- In relation to how general insurance intermediaries identify and manage conflicts of interest where they receive revenue from customers and insurers, EIOPA’s position is that they have a duty to protect all policy holders whether they are natural or legal persons and whilst they had been of the view that professional customers of insurance intermediaries were sophisticated enough not to require additional protections regarding information disclosure, the results of the FCA’s survey have given rise to further debate for EIOPA.
- IMD2 proposes a “product information document” for non-investment insurance products and this goes towards tackling the issue of information asymmetry which is a key source of consumer detriment in the sale of general insurance products.
- EIOPA are assessing (in their work programme this year) the benefits of standardised product disclosure document for non-life products such as motor insurance.
Ethical and Professional conduct
- Professionalism of distributors of insurance products is very important to EIOPA and distributors need to fully understand the products they are selling to consumers.
- EIOPA is expected to take a leading role in developing training standards for the industry; last year EIOPA published a report on knowledge and ability requirements for distributors of insurance products.
- EIOPA is disappointed that under the current IMD2 draft, professional standards would remain in the remit of Member States. They would like to see a more explicit role for EIOPA here.
- A number of aspects of comparison websites need to be carefully dealt with in order to avoid detriment to consumers. EIOPA recently published a report outlining good practices for websites that compare insurance products and they expect that the good practices will be adopted by the relevant market players and assessed by competent authorities.
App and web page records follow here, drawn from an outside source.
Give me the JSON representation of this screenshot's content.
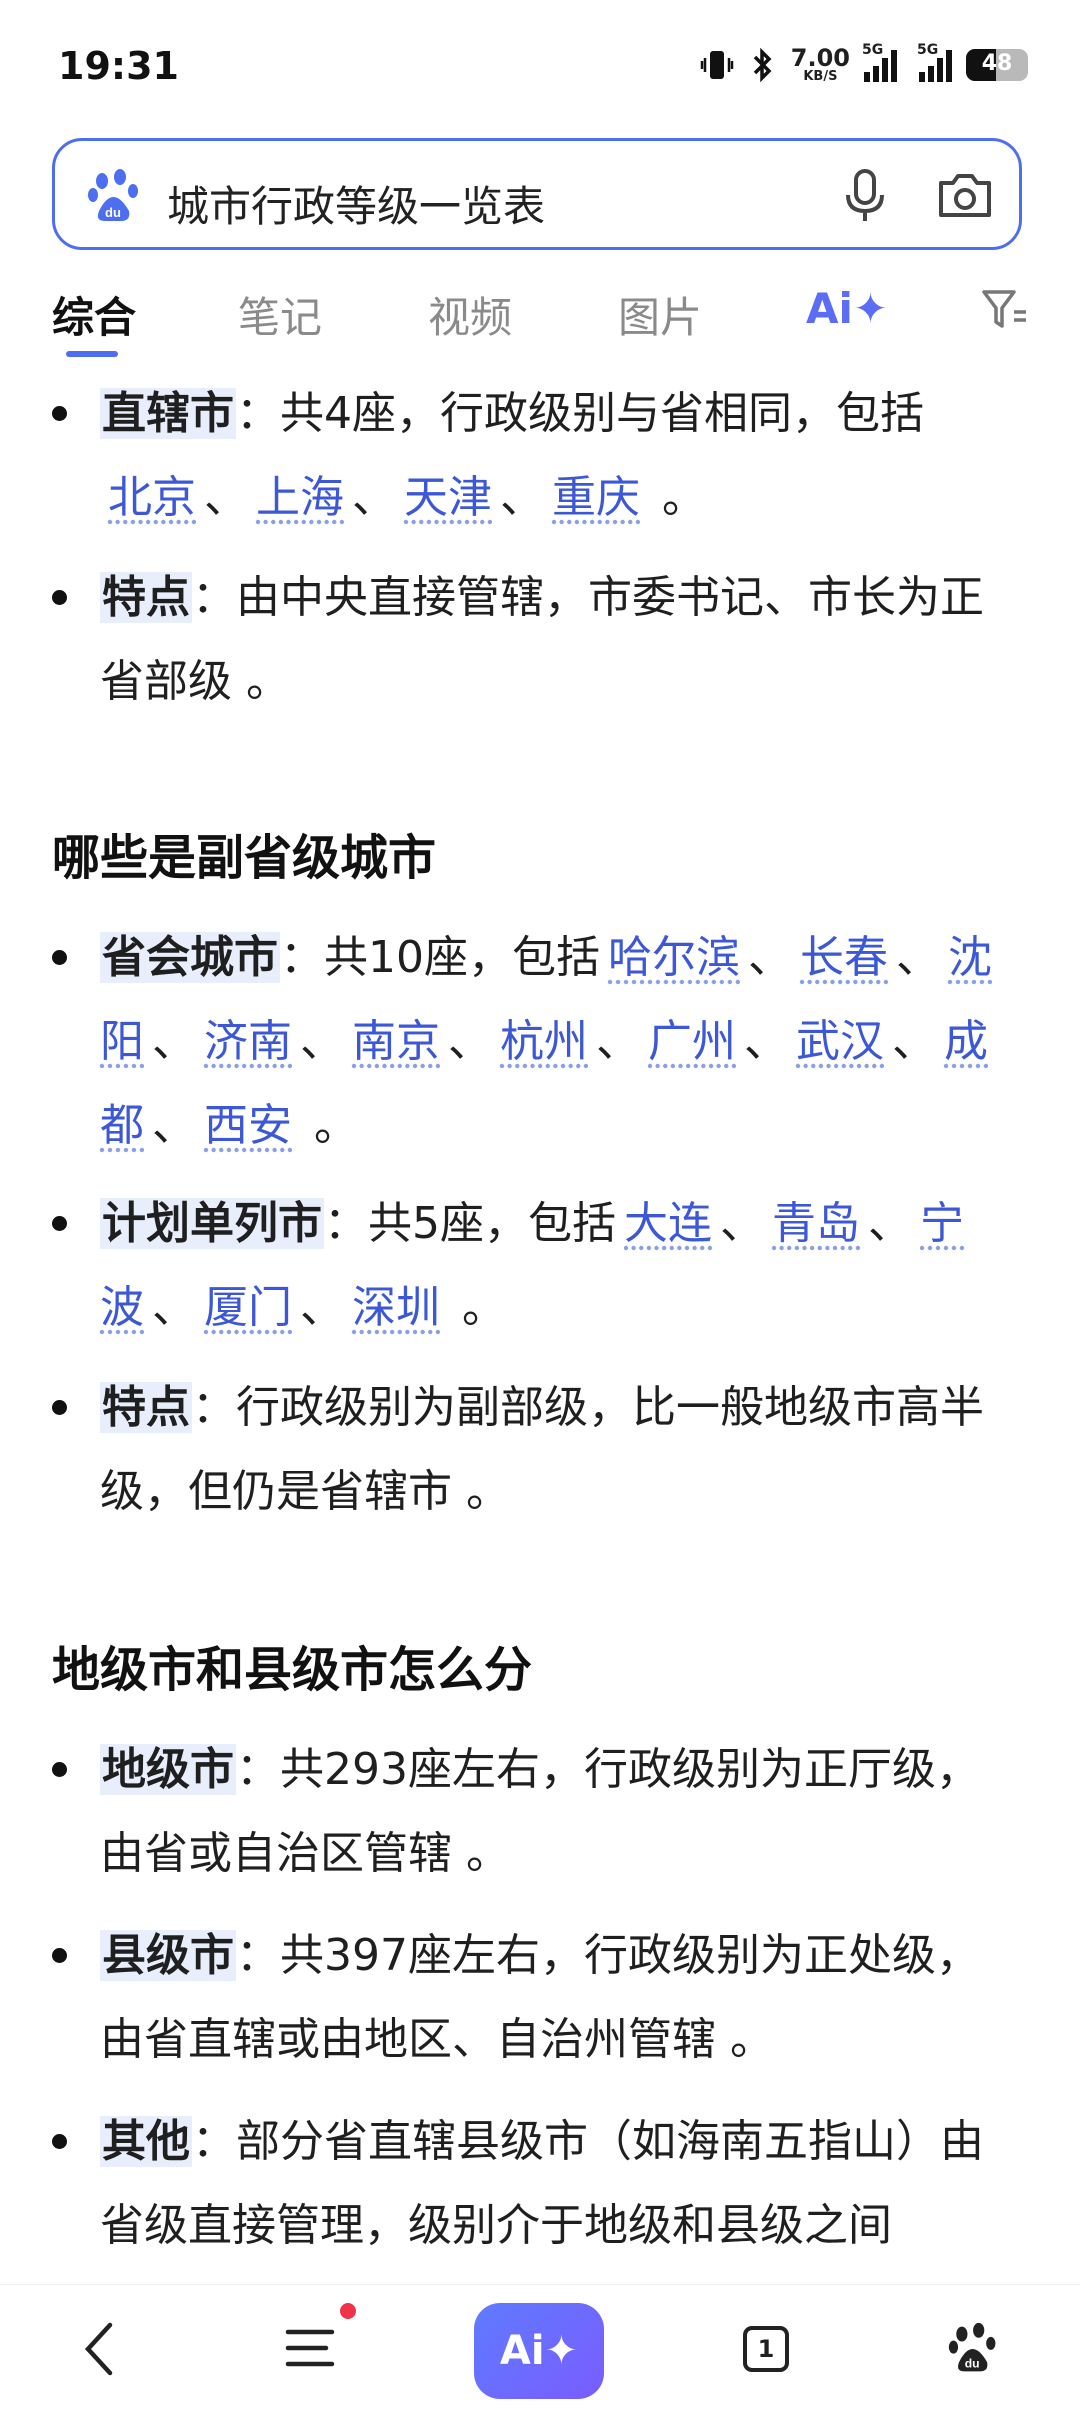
{
  "status_bar": {
    "time": "19:31",
    "net_speed": "7.00",
    "net_unit": "KB/S",
    "sim1": "5G",
    "sim2": "5G",
    "battery": "48"
  },
  "search": {
    "query": "城市行政等级一览表"
  },
  "tabs": [
    "综合",
    "笔记",
    "视频",
    "图片"
  ],
  "ai_tab": "Ai✦",
  "sections": [
    {
      "title": ""
    },
    {
      "title": "哪些是副省级城市"
    },
    {
      "title": "地级市和县级市怎么分"
    }
  ],
  "bullets": {
    "b1": {
      "kw": "直辖市",
      "pre": "：共4座，行政级别与省相同，包括",
      "links": [
        "北京",
        "上海",
        "天津",
        "重庆"
      ],
      "post": "。"
    },
    "b2": {
      "kw": "特点",
      "text": "：由中央直接管辖，市委书记、市长为正省部级 。"
    },
    "b3": {
      "kw": "省会城市",
      "pre": "：共10座，包括",
      "links": [
        "哈尔滨",
        "长春",
        "沈阳",
        "济南",
        "南京",
        "杭州",
        "广州",
        "武汉",
        "成都",
        "西安"
      ],
      "post": "。"
    },
    "b4": {
      "kw": "计划单列市",
      "pre": "：共5座，包括",
      "links": [
        "大连",
        "青岛",
        "宁波",
        "厦门",
        "深圳"
      ],
      "post": "。"
    },
    "b5": {
      "kw": "特点",
      "text": "：行政级别为副部级，比一般地级市高半级，但仍是省辖市 。"
    },
    "b6": {
      "kw": "地级市",
      "text": "：共293座左右，行政级别为正厅级，由省或自治区管辖 。"
    },
    "b7": {
      "kw": "县级市",
      "text": "：共397座左右，行政级别为正处级，由省直辖或由地区、自治州管辖 。"
    },
    "b8": {
      "kw": "其他",
      "text": "：部分省直辖县级市（如海南五指山）由省级直接管理，级别介于地级和县级之间"
    }
  },
  "separator": "、",
  "bottom_nav": {
    "ai_label": "Ai✦",
    "tab_count": "1"
  },
  "colors": {
    "accent": "#4e6ef2",
    "link": "#3c58d6",
    "notification": "#f0334a"
  }
}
It can be seen from this that EIOPA have prioritised consumer protection in relation to the sale of general insurance products. Member States regulators, for whom consumer protection has not yet reached a high point on the priority list, would do well to start careful consideration of local practices with a view to improvement along the lines of EIOPA’s guidelines.